An interview with…
Gerard Gudgion, Operational Manager – Early Help Service, Oldham City Council.
Which IntraQuest Training products have you experienced?
As part of my previous role as Operational Change Manager, Public Service Reform, I worked closely with IntraQuest to develop training for our new Troubled Families teams, specifically modules to address Engagement, Assessment and Action planning with Troubled Families.
Over time these modules have been refined and now form the core training for our new Early Help Service workers.
What difference has IntraQuest Training made to the performance and capability of your workforce?
IntraQuest’s approach to training has been very much based in the experience of, and the challenges faced by front line staff. Their practical knowledge of front line delivery, coupled with a comprehensive clinical understanding of the issues faced by both service users and workers shines through their practice and has given clear credibility to their training as evidenced by both the popularity of the courses and the self-reported change of behaviour of participants with service users.
What difference has this performance and capability improvement had on your organisation?
A key issue around public service reform is the disproportionate demand on services by traditionally hard to reach or the disengaged. In a project with GMP OLDHAM IntraQuest Engagement training has been given to PCSOs and Police Officers to help them better engage with problematic callers, who repeatedly call out the police and other emergency services to deal with a life crisis which does not involve crime. By changing the approach of professionals via the Engagement training we have been able to positively impact on the lives of people in crisis who would not normally present at mainstream services. This has helped to both reduce demand and start to change the culture of professionals.
As a result of this positive impact on service provision IntraQuest’s Engagement module has been made available to a wide range of services such as schools, GP surgeries, Housing workers, Youth workers etc.
What difference has this performance and capability improvement had on service users and the community?
As mentioned above, those service users who had relied on police callouts to manage crisis issues in their lives are now being engaged with differently. Workers are now able to engage in such a way as to be able to get to the underlying cause of the crisis and this is resulting in a significant reduction in demand on emergency services. The success of this engagement approach has driven the creation of an Early Help Offer in Oldham. The aim is to enable citizens of the borough to be able to help themselves, to be able to take back control of their lives and the lives of their families, to not become problem families but rather to become the productive, nurturing families who in turn will produce the next generations of families more able to look after themselves and less likely to need significant support from public services.
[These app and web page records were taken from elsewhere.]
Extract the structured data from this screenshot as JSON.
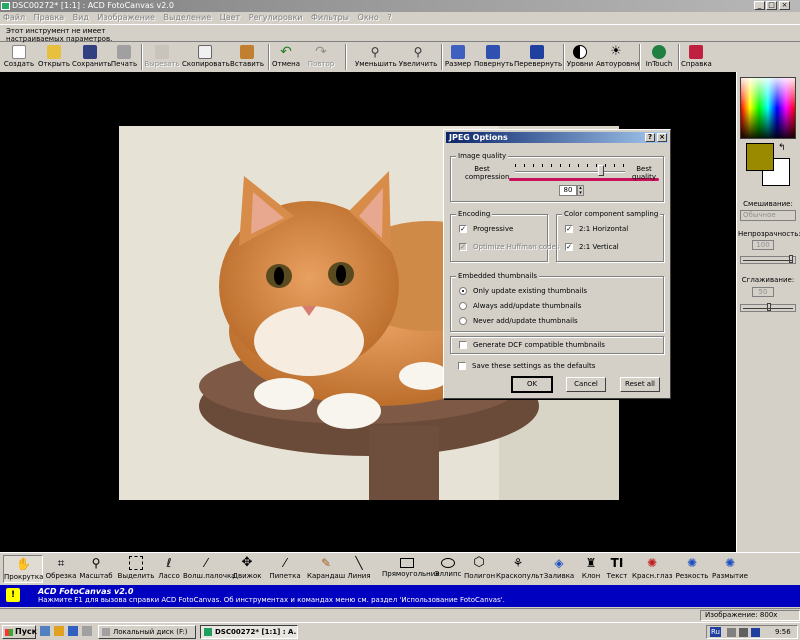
{
  "window": {
    "title": "DSC00272* [1:1] : ACD FotoCanvas v2.0",
    "minimize": "_",
    "maximize": "□",
    "close": "×"
  },
  "menu": [
    "Файл",
    "Правка",
    "Вид",
    "Изображение",
    "Выделение",
    "Цвет",
    "Регулировки",
    "Фильтры",
    "Окно",
    "?"
  ],
  "hint": {
    "line1": "Этот инструмент не имеет",
    "line2": "настраиваемых параметров."
  },
  "toolbar": {
    "new": "Создать",
    "open": "Открыть",
    "save": "Сохранить",
    "print": "Печать",
    "cut": "Вырезать",
    "copy": "Скопировать",
    "paste": "Вставить",
    "undo": "Отмена",
    "redo": "Повтор",
    "zoom_out": "Уменьшить",
    "zoom_in": "Увеличить",
    "resize": "Размер",
    "rotate": "Повернуть",
    "flip": "Перевернуть",
    "levels": "Уровни",
    "auto_levels": "Автоуровни",
    "intouch": "InTouch",
    "help": "Справка"
  },
  "right_panel": {
    "blend_label": "Смешивание:",
    "blend_value": "Обычное",
    "opacity_label": "Непрозрачность:",
    "opacity_value": "100",
    "smoothing_label": "Сглаживание:",
    "smoothing_value": "50",
    "fg_color": "#9a8a00",
    "bg_color": "#ffffff"
  },
  "dialog": {
    "title": "JPEG Options",
    "help_btn": "?",
    "close_btn": "×",
    "image_quality": "Image quality",
    "best_compression": "Best compression",
    "best_quality": "Best quality",
    "quality_value": "80",
    "quality_fraction": 0.8,
    "encoding": "Encoding",
    "progressive": "Progressive",
    "optimize_huffman": "Optimize Huffman codes",
    "sampling": "Color component sampling",
    "horizontal": "2:1 Horizontal",
    "vertical": "2:1 Vertical",
    "embedded": "Embedded thumbnails",
    "only_update": "Only update existing thumbnails",
    "always_add": "Always add/update thumbnails",
    "never_add": "Never add/update thumbnails",
    "generate_dcf": "Generate DCF compatible thumbnails",
    "save_defaults": "Save these settings as the defaults",
    "ok": "OK",
    "cancel": "Cancel",
    "reset": "Reset all"
  },
  "tools": [
    "Прокрутка",
    "Обрезка",
    "Масштаб",
    "Выделить",
    "Лассо",
    "Волш.палочка",
    "Движок",
    "Пипетка",
    "Карандаш",
    "Линия",
    "Прямоугольник",
    "Эллипс",
    "Полигон",
    "Краскопульт",
    "Заливка",
    "Клон",
    "Текст",
    "Красн.глаз",
    "Резкость",
    "Размытие"
  ],
  "infobar": {
    "title": "ACD FotoCanvas v2.0",
    "text": "Нажмите F1 для вызова справки ACD FotoCanvas.  Об инструментах и командах меню см. раздел 'Использование FotoCanvas'."
  },
  "statusbar": {
    "image": "Изображение: 800x"
  },
  "taskbar": {
    "start": "Пуск",
    "task1": "Локальный диск (F:)",
    "task2": "DSC00272* [1:1] : A...",
    "lang": "Ru",
    "time": "9:56"
  }
}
How has IntraQuest Training differed from other training you have experienced?
Traditionally training offered around problem families has tended to focus on specific problem issues, such as mental health, domestic violence, drug use etc. There are indeed many ‘off the shelf’ training products to address those single issue topics.
We were looking for a new way to work with families and it was clear that if we were expecting radical change in those families that we would need to radically change the workforce around them.
IntraQuest, is unique, in my experience, because they have combined an ability to look at the needs of both the service user from a very person centred approach whilst at the same time understanding the practical reality of being a professional in this field or work.
They recognise and cater for the very personal impact that â€˜troubled family issues have on the families and the workers themselves. They provide viable solutions to achieve positive outcomes for families whilst at the same time strengthening the ability of workers to stay alongside those families in very difficult times.
In short, without this innovative approach we would not be able to build the early help service we aspire to, nor would the families we currently work with using this approach have experienced the positive outcomes becoming in control of their lives has brought.